- ASSIGNED TASK -
Extract every line of the material below and reproduce it faithfully.

[EXCERPTED DATA — start]

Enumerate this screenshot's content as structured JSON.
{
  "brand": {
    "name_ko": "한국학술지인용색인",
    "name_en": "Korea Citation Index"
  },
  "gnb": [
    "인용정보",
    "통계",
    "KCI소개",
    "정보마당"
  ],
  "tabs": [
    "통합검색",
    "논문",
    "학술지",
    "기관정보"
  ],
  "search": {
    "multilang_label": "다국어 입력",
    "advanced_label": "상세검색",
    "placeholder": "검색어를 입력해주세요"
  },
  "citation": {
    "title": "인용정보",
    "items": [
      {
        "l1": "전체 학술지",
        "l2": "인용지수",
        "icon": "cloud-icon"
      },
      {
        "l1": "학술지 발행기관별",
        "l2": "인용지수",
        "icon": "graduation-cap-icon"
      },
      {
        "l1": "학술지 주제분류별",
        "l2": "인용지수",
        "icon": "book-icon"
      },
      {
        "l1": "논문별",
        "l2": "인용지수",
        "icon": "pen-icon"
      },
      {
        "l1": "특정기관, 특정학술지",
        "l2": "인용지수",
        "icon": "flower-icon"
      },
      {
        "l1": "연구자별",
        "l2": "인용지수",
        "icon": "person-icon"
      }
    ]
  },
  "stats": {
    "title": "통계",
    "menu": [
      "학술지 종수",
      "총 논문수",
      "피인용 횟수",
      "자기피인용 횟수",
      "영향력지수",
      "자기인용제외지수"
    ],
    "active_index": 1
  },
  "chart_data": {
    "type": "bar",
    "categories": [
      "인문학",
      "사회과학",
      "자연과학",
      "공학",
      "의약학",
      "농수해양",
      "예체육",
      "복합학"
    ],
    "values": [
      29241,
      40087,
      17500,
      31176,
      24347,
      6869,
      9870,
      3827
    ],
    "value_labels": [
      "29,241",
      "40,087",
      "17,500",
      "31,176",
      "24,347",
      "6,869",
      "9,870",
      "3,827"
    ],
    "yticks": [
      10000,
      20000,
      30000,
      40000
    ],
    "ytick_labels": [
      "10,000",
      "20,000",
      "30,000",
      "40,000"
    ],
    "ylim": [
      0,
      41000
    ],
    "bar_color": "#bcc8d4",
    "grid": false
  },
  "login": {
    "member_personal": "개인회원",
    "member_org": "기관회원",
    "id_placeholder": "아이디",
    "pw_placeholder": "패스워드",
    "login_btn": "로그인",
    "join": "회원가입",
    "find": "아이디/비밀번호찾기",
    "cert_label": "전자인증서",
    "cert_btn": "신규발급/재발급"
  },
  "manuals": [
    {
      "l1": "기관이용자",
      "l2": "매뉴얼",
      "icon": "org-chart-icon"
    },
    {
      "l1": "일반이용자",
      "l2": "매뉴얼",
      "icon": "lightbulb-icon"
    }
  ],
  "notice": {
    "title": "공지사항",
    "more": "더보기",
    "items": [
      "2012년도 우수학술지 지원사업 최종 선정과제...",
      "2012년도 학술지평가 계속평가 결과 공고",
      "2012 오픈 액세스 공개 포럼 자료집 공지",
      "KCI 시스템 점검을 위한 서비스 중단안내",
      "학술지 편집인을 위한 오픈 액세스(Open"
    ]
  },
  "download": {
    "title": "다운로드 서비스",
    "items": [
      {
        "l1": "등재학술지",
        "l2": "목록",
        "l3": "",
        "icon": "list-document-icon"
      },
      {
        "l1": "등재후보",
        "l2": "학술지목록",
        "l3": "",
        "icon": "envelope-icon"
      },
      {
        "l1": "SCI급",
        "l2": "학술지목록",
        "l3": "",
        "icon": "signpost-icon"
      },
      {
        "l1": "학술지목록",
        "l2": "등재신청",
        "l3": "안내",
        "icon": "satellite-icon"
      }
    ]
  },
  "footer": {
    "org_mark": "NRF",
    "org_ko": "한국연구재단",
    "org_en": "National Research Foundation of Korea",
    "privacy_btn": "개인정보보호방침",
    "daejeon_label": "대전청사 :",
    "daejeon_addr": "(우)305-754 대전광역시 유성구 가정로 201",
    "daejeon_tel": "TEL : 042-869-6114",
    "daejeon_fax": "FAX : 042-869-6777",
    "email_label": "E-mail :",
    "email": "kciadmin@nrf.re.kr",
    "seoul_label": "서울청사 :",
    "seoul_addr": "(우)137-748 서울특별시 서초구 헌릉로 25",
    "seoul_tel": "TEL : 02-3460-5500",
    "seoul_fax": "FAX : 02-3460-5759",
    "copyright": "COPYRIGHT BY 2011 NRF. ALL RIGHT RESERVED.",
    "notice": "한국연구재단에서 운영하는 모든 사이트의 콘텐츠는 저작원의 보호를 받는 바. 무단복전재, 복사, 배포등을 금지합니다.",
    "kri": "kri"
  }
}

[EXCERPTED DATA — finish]

- OUTPUT FOR THIS EXERCISE -
Enumerate this screenshot's content as structured JSON.
{
  "brand": {
    "name_ko": "한국학술지인용색인",
    "name_en": "Korea Citation Index"
  },
  "gnb": [
    "인용정보",
    "통계",
    "KCI소개",
    "정보마당"
  ],
  "tabs": [
    "통합검색",
    "논문",
    "학술지",
    "기관정보"
  ],
  "search": {
    "multilang_label": "다국어 입력",
    "advanced_label": "상세검색",
    "placeholder": "검색어를 입력해주세요"
  },
  "citation": {
    "title": "인용정보",
    "items": [
      {
        "l1": "전체 학술지",
        "l2": "인용지수",
        "icon": "cloud-icon"
      },
      {
        "l1": "학술지 발행기관별",
        "l2": "인용지수",
        "icon": "graduation-cap-icon"
      },
      {
        "l1": "학술지 주제분류별",
        "l2": "인용지수",
        "icon": "book-icon"
      },
      {
        "l1": "논문별",
        "l2": "인용지수",
        "icon": "pen-icon"
      },
      {
        "l1": "특정기관, 특정학술지",
        "l2": "인용지수",
        "icon": "flower-icon"
      },
      {
        "l1": "연구자별",
        "l2": "인용지수",
        "icon": "person-icon"
      }
    ]
  },
  "stats": {
    "title": "통계",
    "menu": [
      "학술지 종수",
      "총 논문수",
      "피인용 횟수",
      "자기피인용 횟수",
      "영향력지수",
      "자기인용제외지수"
    ],
    "active_index": 1
  },
  "chart_data": {
    "type": "bar",
    "categories": [
      "인문학",
      "사회과학",
      "자연과학",
      "공학",
      "의약학",
      "농수해양",
      "예체육",
      "복합학"
    ],
    "values": [
      29241,
      40087,
      17500,
      31176,
      24347,
      6869,
      9870,
      3827
    ],
    "value_labels": [
      "29,241",
      "40,087",
      "17,500",
      "31,176",
      "24,347",
      "6,869",
      "9,870",
      "3,827"
    ],
    "yticks": [
      10000,
      20000,
      30000,
      40000
    ],
    "ytick_labels": [
      "10,000",
      "20,000",
      "30,000",
      "40,000"
    ],
    "ylim": [
      0,
      41000
    ],
    "bar_color": "#bcc8d4",
    "grid": false
  },
  "login": {
    "member_personal": "개인회원",
    "member_org": "기관회원",
    "id_placeholder": "아이디",
    "pw_placeholder": "패스워드",
    "login_btn": "로그인",
    "join": "회원가입",
    "find": "아이디/비밀번호찾기",
    "cert_label": "전자인증서",
    "cert_btn": "신규발급/재발급"
  },
  "manuals": [
    {
      "l1": "기관이용자",
      "l2": "매뉴얼",
      "icon": "org-chart-icon"
    },
    {
      "l1": "일반이용자",
      "l2": "매뉴얼",
      "icon": "lightbulb-icon"
    }
  ],
  "notice": {
    "title": "공지사항",
    "more": "더보기",
    "items": [
      "2012년도 우수학술지 지원사업 최종 선정과제...",
      "2012년도 학술지평가 계속평가 결과 공고",
      "2012 오픈 액세스 공개 포럼 자료집 공지",
      "KCI 시스템 점검을 위한 서비스 중단안내",
      "학술지 편집인을 위한 오픈 액세스(Open"
    ]
  },
  "download": {
    "title": "다운로드 서비스",
    "items": [
      {
        "l1": "등재학술지",
        "l2": "목록",
        "l3": "",
        "icon": "list-document-icon"
      },
      {
        "l1": "등재후보",
        "l2": "학술지목록",
        "l3": "",
        "icon": "envelope-icon"
      },
      {
        "l1": "SCI급",
        "l2": "학술지목록",
        "l3": "",
        "icon": "signpost-icon"
      },
      {
        "l1": "학술지목록",
        "l2": "등재신청",
        "l3": "안내",
        "icon": "satellite-icon"
      }
    ]
  },
  "footer": {
    "org_mark": "NRF",
    "org_ko": "한국연구재단",
    "org_en": "National Research Foundation of Korea",
    "privacy_btn": "개인정보보호방침",
    "daejeon_label": "대전청사 :",
    "daejeon_addr": "(우)305-754 대전광역시 유성구 가정로 201",
    "daejeon_tel": "TEL : 042-869-6114",
    "daejeon_fax": "FAX : 042-869-6777",
    "email_label": "E-mail :",
    "email": "kciadmin@nrf.re.kr",
    "seoul_label": "서울청사 :",
    "seoul_addr": "(우)137-748 서울특별시 서초구 헌릉로 25",
    "seoul_tel": "TEL : 02-3460-5500",
    "seoul_fax": "FAX : 02-3460-5759",
    "copyright": "COPYRIGHT BY 2011 NRF. ALL RIGHT RESERVED.",
    "notice": "한국연구재단에서 운영하는 모든 사이트의 콘텐츠는 저작원의 보호를 받는 바. 무단복전재, 복사, 배포등을 금지합니다.",
    "kri": "kri"
  }
}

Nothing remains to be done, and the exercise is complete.